- The GenX is much smaller than the Baby Boomers before and the GenY generation that follow it with the implication that it will create a talent management challenge for advisory firms hiring employees and advisors in their 30’s and 40’s to service their Baby Boomer clients.
- The United States is becoming ever more diverse to the point that, by 2045, non-Hispanic whites will be a minority group with the implication being that advisory groups, to grow and thrive, will need to diversify their client bases and workforces.
Future of wealth management – Chip Roame provided his insights from following the leading edge of strategic initiatives in the industry’s fastest growing businesses. Highlights included:
- Baby boomers will continue to dominate the industry as they account for 83% of all money in America making millennials and other groups not as strategically important in the near future.
- Cost conscious investing is on the rise impacting mutual funds, alternative investments and industry business models.

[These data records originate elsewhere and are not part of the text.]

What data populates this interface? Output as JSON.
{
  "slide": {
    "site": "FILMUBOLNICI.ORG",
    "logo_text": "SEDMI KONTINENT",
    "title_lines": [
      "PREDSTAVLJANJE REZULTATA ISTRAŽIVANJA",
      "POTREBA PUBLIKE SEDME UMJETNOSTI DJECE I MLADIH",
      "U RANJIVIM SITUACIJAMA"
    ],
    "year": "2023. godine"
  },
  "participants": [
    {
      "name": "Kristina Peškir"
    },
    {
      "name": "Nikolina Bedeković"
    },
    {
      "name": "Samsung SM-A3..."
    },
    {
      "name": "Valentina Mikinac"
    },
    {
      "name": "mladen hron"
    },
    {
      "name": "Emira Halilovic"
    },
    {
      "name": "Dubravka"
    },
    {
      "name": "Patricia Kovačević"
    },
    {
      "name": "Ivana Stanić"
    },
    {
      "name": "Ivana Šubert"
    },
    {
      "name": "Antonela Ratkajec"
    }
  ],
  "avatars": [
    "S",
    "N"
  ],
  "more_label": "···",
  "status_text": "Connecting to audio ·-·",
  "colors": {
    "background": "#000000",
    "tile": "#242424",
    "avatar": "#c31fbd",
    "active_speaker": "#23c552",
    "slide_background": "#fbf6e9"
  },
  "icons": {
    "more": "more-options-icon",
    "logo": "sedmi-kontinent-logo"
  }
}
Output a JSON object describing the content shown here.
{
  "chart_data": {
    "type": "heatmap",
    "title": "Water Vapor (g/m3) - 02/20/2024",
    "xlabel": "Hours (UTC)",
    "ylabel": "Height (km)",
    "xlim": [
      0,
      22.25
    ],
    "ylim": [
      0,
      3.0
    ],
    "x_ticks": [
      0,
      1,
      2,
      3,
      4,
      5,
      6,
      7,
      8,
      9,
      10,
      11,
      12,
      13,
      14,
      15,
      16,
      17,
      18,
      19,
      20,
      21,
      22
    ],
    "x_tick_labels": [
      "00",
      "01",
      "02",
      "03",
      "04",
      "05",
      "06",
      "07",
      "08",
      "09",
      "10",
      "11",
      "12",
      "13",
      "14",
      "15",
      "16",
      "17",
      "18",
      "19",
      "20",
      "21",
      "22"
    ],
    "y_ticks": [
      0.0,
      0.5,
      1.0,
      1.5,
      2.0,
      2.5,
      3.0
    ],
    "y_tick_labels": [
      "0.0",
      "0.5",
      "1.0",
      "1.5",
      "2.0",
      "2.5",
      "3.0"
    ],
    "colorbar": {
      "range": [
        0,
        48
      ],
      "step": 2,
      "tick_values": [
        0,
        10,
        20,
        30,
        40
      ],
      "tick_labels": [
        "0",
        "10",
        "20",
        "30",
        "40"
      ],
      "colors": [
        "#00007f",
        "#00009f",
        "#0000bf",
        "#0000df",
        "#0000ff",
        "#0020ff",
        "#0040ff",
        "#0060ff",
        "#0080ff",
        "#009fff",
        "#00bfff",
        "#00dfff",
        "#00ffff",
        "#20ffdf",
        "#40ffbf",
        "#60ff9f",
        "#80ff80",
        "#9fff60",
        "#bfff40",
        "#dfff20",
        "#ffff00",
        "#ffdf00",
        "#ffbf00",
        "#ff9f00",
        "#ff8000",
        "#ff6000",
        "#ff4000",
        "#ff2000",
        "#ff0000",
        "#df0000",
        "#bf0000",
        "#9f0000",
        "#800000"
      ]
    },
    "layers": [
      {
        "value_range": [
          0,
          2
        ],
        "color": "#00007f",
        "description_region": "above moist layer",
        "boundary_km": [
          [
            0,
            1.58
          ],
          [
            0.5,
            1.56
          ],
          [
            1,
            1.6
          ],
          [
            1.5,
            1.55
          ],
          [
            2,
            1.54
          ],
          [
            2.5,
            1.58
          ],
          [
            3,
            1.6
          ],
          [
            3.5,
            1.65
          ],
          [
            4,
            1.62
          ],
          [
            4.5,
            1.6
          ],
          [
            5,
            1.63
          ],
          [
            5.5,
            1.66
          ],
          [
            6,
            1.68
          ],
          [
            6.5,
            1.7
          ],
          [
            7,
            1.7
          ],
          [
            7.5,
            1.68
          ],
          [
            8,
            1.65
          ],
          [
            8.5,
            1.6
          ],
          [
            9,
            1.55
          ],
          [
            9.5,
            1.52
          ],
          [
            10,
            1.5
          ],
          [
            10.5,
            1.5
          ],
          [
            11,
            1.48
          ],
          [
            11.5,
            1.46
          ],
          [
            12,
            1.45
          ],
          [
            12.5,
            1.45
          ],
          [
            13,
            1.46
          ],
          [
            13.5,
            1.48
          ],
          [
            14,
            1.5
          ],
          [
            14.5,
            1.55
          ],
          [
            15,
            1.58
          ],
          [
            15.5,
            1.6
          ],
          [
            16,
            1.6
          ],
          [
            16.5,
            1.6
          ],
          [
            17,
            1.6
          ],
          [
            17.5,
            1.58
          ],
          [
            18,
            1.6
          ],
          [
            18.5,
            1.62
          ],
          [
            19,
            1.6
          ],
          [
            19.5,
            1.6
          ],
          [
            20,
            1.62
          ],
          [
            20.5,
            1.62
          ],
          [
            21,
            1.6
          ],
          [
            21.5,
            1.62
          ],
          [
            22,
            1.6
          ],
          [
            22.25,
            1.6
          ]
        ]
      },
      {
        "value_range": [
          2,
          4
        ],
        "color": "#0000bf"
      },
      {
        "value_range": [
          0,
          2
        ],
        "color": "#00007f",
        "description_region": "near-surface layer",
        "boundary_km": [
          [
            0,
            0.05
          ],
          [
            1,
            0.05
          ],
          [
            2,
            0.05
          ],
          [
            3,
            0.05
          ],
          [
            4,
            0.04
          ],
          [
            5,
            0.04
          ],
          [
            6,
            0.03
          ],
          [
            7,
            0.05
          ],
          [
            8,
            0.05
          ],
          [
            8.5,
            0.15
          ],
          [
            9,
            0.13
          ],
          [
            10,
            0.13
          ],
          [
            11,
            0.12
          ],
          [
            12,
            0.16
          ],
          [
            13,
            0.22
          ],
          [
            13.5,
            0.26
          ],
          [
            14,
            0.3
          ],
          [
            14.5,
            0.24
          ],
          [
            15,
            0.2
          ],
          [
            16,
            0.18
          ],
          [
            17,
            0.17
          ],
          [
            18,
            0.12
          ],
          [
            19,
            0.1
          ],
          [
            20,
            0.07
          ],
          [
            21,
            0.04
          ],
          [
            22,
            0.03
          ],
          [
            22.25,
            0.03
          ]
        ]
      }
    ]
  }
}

- Wealth management and advisory firms are rising in interest, especially from the increasing needs of baby boomers, to the extent that those firms return to their roots of more holistic financial planning versus just stock selection. But, that model is changing to more episodic advice versus paying an ongoing fee and that technology, like robo-advice, will need to become a factor in financial planning.
- The RIA model will continue to grow in total, at the expense of other models, but the RIA model will need to continually re-evaluate itself and change to meet evolving industry trends as mentioned above.
Upgrading practices for talent management –Today’s hyper-competitive employee/talent market and the need for industry firms to continue to evolve with a rapidly changing marketplace, requires a different approach to the hiring and recruiting process. Firms need to think beyond compensation for multiple ways to attract and retain top talent. Four recommendations given were: focus on culture fit, define the career path, provide multiple career paths and rethink the old talent management processes like the typical interview process, questions asked and how to onboard candidates.
These discussions above demonstrate the need to expand and more deeply explore previous “conventional thinking” on topics being discussed in asset management and the investment management industry overall. The announcements of the “death of things” is grossly exaggerated as the industry is moving on.
The Institute for Innovation Development is an educational and business development catalyst for growth-oriented financial advisors and financial services firms determined to lead their businesses in an operating environment of accelerating business and cultural change. We position our members with the necessary ongoing innovation resources and best practices to drive and facilitate their next-generation growth, differentiation and unique community engagement strategies. The institute was launched with the support and foresight of our founding sponsors - Pershing, Voya Financial, Ultimus Fund Solutions, Fidelity, and Charter Financial Publishing (publisher of Financial Advisor and Private Wealth magazines). For more information click here .